# To do
Search the entries for lines that contain the word "icon", and report each one found.
/---
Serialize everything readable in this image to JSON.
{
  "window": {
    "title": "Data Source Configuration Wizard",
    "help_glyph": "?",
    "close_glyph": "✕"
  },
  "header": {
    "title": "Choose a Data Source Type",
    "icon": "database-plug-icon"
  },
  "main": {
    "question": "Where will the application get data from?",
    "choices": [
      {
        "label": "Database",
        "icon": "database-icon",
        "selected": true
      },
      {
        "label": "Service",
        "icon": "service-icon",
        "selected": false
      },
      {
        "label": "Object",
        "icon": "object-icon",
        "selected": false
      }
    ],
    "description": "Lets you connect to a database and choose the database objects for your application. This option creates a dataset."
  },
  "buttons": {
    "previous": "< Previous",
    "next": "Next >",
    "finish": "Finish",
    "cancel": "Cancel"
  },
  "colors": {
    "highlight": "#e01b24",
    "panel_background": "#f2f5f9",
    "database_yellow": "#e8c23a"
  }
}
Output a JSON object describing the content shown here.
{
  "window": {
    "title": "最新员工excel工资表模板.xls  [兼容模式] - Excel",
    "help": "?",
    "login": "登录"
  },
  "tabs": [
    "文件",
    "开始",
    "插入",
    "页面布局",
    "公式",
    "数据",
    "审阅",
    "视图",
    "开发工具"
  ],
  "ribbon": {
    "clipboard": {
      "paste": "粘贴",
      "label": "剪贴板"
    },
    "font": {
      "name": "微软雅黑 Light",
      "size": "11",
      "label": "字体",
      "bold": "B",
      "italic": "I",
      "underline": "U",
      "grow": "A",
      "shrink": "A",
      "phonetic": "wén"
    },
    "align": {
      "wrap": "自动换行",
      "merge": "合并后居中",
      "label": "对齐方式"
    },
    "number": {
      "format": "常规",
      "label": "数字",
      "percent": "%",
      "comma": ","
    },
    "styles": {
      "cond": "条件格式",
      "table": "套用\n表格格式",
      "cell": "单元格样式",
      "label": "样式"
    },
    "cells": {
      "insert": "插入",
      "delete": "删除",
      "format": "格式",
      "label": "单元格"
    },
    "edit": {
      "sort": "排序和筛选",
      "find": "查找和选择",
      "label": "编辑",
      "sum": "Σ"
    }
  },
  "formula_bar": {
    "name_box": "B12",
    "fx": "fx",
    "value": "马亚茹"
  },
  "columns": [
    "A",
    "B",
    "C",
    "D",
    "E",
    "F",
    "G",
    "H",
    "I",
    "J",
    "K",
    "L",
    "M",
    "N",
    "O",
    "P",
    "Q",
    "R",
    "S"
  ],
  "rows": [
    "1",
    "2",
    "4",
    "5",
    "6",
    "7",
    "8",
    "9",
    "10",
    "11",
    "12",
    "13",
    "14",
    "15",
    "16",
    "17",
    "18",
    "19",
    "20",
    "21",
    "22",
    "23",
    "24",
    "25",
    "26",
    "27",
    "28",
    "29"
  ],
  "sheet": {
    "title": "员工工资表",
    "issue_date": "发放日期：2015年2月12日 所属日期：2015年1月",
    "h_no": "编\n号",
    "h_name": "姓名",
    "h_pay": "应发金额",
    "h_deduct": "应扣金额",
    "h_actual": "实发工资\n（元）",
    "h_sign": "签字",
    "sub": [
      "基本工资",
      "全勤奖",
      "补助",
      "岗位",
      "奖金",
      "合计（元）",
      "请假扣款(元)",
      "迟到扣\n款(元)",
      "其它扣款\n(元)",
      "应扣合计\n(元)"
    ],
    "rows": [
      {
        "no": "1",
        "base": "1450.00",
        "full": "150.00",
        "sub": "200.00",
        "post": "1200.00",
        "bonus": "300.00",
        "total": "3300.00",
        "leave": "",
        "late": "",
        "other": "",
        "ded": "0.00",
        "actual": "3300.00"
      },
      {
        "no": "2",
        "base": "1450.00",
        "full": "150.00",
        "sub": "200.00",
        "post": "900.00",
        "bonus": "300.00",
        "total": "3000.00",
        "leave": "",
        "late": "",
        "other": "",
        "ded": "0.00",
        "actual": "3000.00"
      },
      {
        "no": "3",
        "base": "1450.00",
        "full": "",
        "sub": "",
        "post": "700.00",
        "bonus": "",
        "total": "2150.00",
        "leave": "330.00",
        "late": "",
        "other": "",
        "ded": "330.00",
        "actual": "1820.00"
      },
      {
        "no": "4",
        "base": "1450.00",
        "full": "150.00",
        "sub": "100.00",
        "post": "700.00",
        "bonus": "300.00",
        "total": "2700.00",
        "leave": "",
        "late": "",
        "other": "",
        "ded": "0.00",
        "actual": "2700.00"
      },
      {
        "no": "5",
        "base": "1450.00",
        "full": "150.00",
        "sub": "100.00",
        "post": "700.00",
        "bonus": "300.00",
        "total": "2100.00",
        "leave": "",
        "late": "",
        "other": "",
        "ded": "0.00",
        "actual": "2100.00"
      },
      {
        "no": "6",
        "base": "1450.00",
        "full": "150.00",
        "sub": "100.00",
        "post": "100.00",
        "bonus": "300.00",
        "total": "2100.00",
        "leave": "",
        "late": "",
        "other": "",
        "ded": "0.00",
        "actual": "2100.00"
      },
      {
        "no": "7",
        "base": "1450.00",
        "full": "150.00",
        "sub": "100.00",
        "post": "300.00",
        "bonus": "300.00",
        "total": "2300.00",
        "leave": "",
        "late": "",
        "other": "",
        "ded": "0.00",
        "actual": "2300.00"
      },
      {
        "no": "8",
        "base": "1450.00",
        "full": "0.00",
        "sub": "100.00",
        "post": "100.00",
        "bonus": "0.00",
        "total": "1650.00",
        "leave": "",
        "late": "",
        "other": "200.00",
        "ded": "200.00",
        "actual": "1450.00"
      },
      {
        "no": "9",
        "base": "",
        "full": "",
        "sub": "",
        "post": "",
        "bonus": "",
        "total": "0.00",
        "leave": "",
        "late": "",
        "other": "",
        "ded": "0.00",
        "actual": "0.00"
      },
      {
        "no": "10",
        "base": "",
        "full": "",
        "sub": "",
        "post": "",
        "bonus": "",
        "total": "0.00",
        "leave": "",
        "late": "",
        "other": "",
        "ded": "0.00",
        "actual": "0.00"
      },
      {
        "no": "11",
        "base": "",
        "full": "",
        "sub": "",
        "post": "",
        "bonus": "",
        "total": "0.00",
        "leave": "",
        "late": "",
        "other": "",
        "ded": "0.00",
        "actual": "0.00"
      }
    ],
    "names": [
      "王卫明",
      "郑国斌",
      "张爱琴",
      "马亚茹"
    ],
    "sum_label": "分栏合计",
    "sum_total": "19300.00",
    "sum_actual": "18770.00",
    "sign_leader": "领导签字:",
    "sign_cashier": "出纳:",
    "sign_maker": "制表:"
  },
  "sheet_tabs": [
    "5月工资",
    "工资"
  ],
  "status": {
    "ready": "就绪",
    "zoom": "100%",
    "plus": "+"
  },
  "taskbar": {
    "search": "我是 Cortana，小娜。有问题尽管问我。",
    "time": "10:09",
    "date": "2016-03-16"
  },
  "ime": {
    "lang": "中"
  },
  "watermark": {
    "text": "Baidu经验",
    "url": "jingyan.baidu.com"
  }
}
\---
# Finished exercise
    "icon": "database-plug-icon"
        "icon": "database-icon",
        "icon": "service-icon",
        "icon": "object-icon",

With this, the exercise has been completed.